[Stored records]
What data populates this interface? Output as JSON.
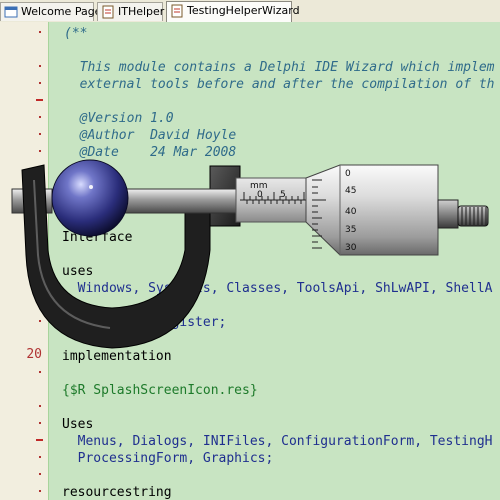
{
  "tabs": [
    {
      "label": "Welcome Page",
      "icon": "welcome-page-icon",
      "active": false
    },
    {
      "label": "ITHelper",
      "icon": "unit-file-icon",
      "active": false
    },
    {
      "label": "TestingHelperWizard",
      "icon": "unit-file-icon",
      "active": true
    }
  ],
  "gutter": {
    "line_number": "20"
  },
  "code": {
    "l1": "(**",
    "l3": "  This module contains a Delphi IDE Wizard which implem",
    "l4": "  external tools before and after the compilation of th",
    "l6": "  @Version 1.0",
    "l7": "  @Author  David Hoyle",
    "l8": "  @Date    24 Mar 2008",
    "l11_kw": "Interface",
    "l13_kw": "uses",
    "l14": "  Windows, SysUtils, Classes, ToolsApi, ShLwAPI, ShellA",
    "l16": "  ProcessingRegister;",
    "l18_kw": "implementation",
    "l20": "{$R SplashScreenIcon.res}",
    "l22_kw": "Uses",
    "l23": "  Menus, Dialogs, INIFiles, ConfigurationForm, TestingH",
    "l24": "  ProcessingForm, Graphics;",
    "l26_kw": "resourcestring"
  },
  "splash": {
    "unit_label": "mm",
    "sleeve_ticks": [
      "0",
      "5"
    ],
    "thimble_ticks": [
      "0",
      "45",
      "40",
      "35",
      "30"
    ]
  },
  "colors": {
    "editor_bg": "#c8e4c2",
    "gutter_bg": "#f2eedf",
    "comment": "#2f6b8a",
    "identifier": "#1f2f8f",
    "directive": "#1d7a2a"
  }
}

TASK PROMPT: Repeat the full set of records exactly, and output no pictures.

ANSWER SECTION:
What data populates this interface? Output as JSON.
{
  "tabs": [
    {
      "label": "Welcome Page",
      "icon": "welcome-page-icon",
      "active": false
    },
    {
      "label": "ITHelper",
      "icon": "unit-file-icon",
      "active": false
    },
    {
      "label": "TestingHelperWizard",
      "icon": "unit-file-icon",
      "active": true
    }
  ],
  "gutter": {
    "line_number": "20"
  },
  "code": {
    "l1": "(**",
    "l3": "  This module contains a Delphi IDE Wizard which implem",
    "l4": "  external tools before and after the compilation of th",
    "l6": "  @Version 1.0",
    "l7": "  @Author  David Hoyle",
    "l8": "  @Date    24 Mar 2008",
    "l11_kw": "Interface",
    "l13_kw": "uses",
    "l14": "  Windows, SysUtils, Classes, ToolsApi, ShLwAPI, ShellA",
    "l16": "  ProcessingRegister;",
    "l18_kw": "implementation",
    "l20": "{$R SplashScreenIcon.res}",
    "l22_kw": "Uses",
    "l23": "  Menus, Dialogs, INIFiles, ConfigurationForm, TestingH",
    "l24": "  ProcessingForm, Graphics;",
    "l26_kw": "resourcestring"
  },
  "splash": {
    "unit_label": "mm",
    "sleeve_ticks": [
      "0",
      "5"
    ],
    "thimble_ticks": [
      "0",
      "45",
      "40",
      "35",
      "30"
    ]
  },
  "colors": {
    "editor_bg": "#c8e4c2",
    "gutter_bg": "#f2eedf",
    "comment": "#2f6b8a",
    "identifier": "#1f2f8f",
    "directive": "#1d7a2a"
  }
}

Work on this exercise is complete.